Solo, when is the right time?
Most helicopter students solo as soon after 20 hours of flight experience as possible, and if they weren't flying Robinsons, usually a little sooner. Airplance students commonly solo much sooner than that. What is the rush to solo? Rarely is a student truely ready to solo with so few hours, but flight instructors are usually under a lot of pressure to get students soloed as soon as possible so they can get on to the next one. Is this good for the student? No, it is not; not only is it not good, it is not really safe either, so why risk it? The answer is pressure. It is also common for some students to brag about how early they soloed as if it really means squat, and it doesn't. The only thing it means is that they were at risk earlier than the other guy, and his flight instructor was willing to risk his certificate. It don't mean anything more.
I can't begin to tell you the number of stories I have heard where students scared the crap out of themselves on solo, many never flew again. There are lots of them. What was the point? All it did was damage aviation. So what is the solution?

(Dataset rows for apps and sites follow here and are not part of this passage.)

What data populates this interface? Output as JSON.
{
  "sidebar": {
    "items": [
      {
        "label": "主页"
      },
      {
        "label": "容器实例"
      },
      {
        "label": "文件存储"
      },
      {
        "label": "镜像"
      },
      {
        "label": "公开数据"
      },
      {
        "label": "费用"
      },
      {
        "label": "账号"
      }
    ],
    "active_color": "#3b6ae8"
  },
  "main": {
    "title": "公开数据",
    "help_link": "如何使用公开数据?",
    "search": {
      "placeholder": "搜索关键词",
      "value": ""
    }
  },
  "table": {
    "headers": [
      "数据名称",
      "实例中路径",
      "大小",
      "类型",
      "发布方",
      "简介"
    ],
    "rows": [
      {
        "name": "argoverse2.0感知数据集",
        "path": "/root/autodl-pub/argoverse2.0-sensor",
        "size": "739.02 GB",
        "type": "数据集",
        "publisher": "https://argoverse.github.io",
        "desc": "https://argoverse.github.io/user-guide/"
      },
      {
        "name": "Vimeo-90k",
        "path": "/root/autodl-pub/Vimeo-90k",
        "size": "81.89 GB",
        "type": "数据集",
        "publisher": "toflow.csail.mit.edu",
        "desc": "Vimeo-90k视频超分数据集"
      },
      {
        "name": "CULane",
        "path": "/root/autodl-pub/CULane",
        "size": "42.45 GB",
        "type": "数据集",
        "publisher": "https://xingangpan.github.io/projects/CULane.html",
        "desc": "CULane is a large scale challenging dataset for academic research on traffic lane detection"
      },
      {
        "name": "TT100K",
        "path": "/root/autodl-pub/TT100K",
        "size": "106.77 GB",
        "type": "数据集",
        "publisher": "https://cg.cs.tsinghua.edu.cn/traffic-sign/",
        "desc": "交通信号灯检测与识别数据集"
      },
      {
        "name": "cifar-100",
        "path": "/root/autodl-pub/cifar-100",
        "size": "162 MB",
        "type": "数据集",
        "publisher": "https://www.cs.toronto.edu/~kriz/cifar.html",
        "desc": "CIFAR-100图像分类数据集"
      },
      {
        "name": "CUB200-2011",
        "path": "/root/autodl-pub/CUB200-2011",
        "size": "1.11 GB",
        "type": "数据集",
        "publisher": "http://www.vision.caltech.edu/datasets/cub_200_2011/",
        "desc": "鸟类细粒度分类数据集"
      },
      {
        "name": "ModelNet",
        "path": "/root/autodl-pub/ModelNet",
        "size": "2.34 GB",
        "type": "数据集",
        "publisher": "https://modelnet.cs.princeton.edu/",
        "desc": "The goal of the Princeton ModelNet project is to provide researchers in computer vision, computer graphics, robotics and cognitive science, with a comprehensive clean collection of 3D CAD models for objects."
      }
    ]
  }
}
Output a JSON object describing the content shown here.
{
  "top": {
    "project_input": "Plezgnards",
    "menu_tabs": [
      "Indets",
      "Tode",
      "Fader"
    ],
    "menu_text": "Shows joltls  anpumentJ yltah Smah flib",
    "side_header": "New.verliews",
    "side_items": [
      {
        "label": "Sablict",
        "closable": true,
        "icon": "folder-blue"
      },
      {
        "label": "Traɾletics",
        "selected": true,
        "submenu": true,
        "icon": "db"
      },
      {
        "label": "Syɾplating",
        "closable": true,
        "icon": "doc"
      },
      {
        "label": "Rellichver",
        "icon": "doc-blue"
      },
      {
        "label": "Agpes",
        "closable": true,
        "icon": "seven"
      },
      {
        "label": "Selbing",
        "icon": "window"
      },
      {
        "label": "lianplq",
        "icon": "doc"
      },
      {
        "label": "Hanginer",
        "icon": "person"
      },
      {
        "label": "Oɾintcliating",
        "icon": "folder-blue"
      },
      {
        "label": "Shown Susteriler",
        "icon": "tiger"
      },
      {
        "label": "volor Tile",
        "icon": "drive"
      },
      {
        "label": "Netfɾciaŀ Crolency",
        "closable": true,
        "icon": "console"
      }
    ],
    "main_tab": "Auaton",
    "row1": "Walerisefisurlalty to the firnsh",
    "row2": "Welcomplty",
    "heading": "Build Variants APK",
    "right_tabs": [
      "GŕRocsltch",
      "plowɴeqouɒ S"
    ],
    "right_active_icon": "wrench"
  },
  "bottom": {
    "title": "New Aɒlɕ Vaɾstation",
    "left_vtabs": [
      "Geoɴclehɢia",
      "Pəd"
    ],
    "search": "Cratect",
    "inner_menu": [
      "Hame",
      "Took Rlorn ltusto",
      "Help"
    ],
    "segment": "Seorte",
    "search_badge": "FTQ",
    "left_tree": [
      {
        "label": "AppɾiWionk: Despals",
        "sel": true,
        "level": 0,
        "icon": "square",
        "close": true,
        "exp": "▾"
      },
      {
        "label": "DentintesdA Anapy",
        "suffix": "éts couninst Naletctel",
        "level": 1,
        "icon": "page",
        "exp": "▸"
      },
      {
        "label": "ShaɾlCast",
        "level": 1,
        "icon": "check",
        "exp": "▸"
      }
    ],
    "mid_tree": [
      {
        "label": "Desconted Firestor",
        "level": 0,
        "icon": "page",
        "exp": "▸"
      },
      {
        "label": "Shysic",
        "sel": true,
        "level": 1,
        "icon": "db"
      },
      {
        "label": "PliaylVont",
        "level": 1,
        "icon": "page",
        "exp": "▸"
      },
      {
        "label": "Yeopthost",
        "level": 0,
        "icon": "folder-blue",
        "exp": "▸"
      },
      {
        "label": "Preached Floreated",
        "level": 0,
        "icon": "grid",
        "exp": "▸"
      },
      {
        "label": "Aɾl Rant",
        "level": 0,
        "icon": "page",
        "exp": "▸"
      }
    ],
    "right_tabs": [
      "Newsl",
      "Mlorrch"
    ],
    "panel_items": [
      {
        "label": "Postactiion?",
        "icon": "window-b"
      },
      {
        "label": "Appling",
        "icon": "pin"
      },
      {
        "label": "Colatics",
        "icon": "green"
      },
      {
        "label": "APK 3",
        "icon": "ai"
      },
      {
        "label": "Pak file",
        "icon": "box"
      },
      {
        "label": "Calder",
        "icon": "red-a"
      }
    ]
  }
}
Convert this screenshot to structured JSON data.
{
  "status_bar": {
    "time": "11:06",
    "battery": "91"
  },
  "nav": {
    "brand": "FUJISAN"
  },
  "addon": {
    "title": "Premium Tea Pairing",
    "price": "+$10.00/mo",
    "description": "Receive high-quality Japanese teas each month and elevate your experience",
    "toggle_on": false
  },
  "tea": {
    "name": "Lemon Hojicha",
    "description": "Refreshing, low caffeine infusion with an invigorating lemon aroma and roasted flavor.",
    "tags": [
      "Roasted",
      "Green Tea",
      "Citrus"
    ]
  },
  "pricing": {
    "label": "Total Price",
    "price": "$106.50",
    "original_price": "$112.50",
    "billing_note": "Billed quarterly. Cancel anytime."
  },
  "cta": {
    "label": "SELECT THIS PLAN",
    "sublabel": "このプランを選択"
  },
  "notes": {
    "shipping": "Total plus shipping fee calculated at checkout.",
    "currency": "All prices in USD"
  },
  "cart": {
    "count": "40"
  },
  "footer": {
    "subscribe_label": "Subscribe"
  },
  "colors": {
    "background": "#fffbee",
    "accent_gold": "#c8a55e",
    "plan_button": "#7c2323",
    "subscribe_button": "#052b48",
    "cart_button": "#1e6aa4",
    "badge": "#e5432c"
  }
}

Since the average student will need 50 hours of flight time prior to successfully passing the practical test, only 10 of which must be solo, what is the need or purpose of a solo when a student can just minimally deal with it? There is so much that a student will gain if they stay with an instructor longer, and the cost of the instructor is very minimal. I believe that a student will solo with much more confidence and success if they wait until they have at least 30 hours of flight experience. After 30 hours, they will be comfortable, and significantly safer. After the 10 hours of solo, then the instructor can spend another 10 hours with the student honing him/her for the practical test. There is just no sense, and nothing to be gained in a student who soloes early and/or flies excessive hours solo. The student will learn much more if they spend more time with an instructor. END.